Some structures within Banana Island Estate have been demolished and sealed by the Lagos State government over non-compliance to the building laws and regulations.
All the affected buildings had earlier been served a ‘Stop Work’ notice by the Lagos State Building Control Agency (LASBCA).
When the enforcement team arrived the spots, construction works were still ongoing on two buildings, while the others were just fenced land.
At 102 Close, K Zone, a section of the lagoon has been reclaimed with just the provision of narrow drainage for water to flow.
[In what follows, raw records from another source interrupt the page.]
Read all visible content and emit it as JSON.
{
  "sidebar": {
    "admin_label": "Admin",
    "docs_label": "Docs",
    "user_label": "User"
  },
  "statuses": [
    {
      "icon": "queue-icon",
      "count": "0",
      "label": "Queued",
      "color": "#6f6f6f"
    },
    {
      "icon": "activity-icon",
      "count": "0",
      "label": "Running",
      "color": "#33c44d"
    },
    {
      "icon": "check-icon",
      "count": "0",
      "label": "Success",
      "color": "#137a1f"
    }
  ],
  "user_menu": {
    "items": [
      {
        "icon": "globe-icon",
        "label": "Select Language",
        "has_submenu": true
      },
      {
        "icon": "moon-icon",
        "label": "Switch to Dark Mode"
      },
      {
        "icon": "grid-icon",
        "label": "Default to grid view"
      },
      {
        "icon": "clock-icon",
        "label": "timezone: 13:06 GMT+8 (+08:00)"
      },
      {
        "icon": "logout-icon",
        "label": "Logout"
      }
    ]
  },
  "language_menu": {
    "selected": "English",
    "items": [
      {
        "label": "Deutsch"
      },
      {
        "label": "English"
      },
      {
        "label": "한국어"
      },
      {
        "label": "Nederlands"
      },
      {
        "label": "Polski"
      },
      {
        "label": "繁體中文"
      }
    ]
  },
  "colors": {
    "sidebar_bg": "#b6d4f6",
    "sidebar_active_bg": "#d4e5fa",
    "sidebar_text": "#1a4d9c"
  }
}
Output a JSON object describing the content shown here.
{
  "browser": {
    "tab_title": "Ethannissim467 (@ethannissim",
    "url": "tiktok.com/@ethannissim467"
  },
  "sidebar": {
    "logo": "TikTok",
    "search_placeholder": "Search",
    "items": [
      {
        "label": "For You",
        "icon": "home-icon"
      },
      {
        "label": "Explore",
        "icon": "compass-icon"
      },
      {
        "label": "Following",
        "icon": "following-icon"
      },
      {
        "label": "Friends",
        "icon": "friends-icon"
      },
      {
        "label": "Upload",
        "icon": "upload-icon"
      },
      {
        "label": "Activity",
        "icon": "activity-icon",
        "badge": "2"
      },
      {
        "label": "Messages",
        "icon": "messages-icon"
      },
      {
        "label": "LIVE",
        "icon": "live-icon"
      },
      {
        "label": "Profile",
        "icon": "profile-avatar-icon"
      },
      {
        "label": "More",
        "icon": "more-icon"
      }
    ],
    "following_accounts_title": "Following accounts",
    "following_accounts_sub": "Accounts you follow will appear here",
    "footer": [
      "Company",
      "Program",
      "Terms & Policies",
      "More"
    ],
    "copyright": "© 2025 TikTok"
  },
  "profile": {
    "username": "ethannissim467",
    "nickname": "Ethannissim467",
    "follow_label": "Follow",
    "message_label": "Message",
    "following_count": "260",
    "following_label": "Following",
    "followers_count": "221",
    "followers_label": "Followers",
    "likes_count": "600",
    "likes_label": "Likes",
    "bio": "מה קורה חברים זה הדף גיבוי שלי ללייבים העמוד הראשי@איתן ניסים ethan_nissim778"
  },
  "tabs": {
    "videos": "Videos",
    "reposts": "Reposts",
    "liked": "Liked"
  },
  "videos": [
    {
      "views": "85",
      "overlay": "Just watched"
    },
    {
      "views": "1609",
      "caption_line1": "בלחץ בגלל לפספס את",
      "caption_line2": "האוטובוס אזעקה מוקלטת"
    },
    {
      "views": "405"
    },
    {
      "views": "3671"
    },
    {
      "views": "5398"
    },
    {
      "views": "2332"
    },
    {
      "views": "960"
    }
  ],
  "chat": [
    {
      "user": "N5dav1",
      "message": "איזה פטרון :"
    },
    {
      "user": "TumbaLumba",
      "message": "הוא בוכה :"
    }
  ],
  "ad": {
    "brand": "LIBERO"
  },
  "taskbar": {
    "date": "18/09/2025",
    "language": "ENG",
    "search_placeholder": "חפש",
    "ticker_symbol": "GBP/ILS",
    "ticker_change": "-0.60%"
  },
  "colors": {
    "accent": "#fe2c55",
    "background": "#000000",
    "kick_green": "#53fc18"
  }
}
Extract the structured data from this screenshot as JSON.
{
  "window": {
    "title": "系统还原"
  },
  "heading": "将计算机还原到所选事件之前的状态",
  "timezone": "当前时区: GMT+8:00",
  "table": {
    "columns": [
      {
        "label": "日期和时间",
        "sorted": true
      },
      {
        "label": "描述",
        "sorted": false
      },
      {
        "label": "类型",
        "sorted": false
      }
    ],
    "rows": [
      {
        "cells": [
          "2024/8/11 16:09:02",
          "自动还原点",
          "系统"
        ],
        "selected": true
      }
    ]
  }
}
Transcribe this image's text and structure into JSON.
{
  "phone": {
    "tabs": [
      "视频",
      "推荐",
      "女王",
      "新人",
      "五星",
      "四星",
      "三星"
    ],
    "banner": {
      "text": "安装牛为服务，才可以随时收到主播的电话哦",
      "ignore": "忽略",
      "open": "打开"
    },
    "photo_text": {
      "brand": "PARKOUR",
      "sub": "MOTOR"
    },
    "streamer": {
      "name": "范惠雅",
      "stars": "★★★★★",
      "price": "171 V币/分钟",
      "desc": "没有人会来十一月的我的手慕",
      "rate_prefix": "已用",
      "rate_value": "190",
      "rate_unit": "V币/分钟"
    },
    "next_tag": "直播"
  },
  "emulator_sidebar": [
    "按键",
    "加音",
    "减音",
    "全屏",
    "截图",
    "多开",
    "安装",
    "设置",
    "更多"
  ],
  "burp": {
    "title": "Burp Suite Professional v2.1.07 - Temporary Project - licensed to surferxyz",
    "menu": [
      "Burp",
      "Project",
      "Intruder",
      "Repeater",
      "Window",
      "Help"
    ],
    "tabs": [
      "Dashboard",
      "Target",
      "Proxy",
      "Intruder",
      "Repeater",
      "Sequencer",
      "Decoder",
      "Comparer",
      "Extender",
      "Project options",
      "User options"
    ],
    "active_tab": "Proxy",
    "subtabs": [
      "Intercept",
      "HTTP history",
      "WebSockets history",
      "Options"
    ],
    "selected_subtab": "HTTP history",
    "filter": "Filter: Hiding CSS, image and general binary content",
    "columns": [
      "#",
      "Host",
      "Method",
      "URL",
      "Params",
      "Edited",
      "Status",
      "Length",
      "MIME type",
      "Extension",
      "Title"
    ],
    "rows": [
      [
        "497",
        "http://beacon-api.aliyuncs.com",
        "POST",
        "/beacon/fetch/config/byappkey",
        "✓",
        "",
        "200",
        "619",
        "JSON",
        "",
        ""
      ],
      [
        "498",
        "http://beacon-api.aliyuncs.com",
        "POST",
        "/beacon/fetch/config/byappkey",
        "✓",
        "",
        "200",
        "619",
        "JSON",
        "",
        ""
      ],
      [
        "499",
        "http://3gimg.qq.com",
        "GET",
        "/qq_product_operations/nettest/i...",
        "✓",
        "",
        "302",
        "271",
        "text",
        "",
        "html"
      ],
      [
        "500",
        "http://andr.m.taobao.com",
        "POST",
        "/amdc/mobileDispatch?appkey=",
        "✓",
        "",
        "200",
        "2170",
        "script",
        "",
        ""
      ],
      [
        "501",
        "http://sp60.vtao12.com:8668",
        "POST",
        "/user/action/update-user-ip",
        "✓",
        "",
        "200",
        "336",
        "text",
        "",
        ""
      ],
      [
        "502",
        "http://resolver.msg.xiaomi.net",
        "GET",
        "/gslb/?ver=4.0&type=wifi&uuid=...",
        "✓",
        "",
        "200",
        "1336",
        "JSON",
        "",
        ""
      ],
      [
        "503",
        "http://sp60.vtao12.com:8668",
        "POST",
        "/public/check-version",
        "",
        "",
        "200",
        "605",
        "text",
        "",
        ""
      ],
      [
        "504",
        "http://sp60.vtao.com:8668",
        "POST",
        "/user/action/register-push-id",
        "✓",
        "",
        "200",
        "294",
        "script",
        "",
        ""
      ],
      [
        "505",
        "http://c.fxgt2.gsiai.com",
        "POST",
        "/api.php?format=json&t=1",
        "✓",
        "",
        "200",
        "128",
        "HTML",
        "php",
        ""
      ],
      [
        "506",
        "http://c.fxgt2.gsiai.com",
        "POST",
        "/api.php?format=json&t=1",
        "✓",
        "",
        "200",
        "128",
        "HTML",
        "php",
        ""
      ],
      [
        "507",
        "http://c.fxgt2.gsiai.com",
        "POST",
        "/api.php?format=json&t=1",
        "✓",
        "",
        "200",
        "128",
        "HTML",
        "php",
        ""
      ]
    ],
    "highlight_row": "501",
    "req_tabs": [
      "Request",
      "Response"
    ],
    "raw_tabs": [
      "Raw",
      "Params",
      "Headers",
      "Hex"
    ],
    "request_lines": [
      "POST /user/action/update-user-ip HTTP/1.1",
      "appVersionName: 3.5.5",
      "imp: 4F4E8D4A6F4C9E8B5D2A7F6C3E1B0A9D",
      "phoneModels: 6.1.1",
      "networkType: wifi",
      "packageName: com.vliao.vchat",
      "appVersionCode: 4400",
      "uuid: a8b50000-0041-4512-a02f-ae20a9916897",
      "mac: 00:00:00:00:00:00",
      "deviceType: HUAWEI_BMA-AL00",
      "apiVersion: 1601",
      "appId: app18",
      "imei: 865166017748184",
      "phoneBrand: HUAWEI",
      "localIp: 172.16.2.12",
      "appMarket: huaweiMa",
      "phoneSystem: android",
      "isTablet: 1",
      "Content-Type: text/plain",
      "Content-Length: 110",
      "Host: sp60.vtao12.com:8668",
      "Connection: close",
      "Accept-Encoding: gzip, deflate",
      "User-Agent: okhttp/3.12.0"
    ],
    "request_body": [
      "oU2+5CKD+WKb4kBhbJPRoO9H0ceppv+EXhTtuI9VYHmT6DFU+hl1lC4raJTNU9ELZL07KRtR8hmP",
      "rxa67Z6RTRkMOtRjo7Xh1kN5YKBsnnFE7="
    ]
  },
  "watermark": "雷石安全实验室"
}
As a result, the concrete and perimeter fence erected facing the lagoon were pulled down, while the building was sealed and the gate locked.
At 306 Close, a three two-storey building under construction was pulled down for not getting an approval to build as the development encroached on the state shoreline.
The enforcement team, led by the Commissioner for Physical Planning and Urban Development, Dr. Idris Salako, warned that the state government would not condone flagrant abuse of the state building laws and shoreline because it had noticed many residents were building properties without due recourse to state agencies for approval.
The commissioner said:
The gradual takeover of the waterways is a problem. In our master plan, the regional highway ought to pass through this route, but there is gradual encroachment on the way.
In terms of climate change, gradual reduction in the capacity of the lagoon to flow freely and the consequence the state would be made to grapple with in the future. If there is heavy downpour today, residents in Parkview Estate, on the other side of the lagoon, would be in crisis because their community would be flooded. This is because people built beyond what was approved.
Salako said the enforcement became necessary because the state government felt there was a need to do something to halt the illegality.
The governor was here yesterday with the strong instruction that land reclaimed beyond what was approved should be demolished. We would continue to monitor to ensure that building laws and regulations are complied with, and it should even be voluntary compliance.
Speaking on why the two-storey building was pulled down, Salako said:
The buildings that were pulled down was a peculiar case because the owner and developer could not provide an approval and clearance to reclaim land before the metres he got from the state Land Bureau and Ministry of Waterfront.
They blew up their survey, this means more land metres were taken than what was given approval for. And the 30-metre setback the development was to observed was not adhered to. Also, the property is under a high tension wire. In all, the development has flaunted all building laws in the state.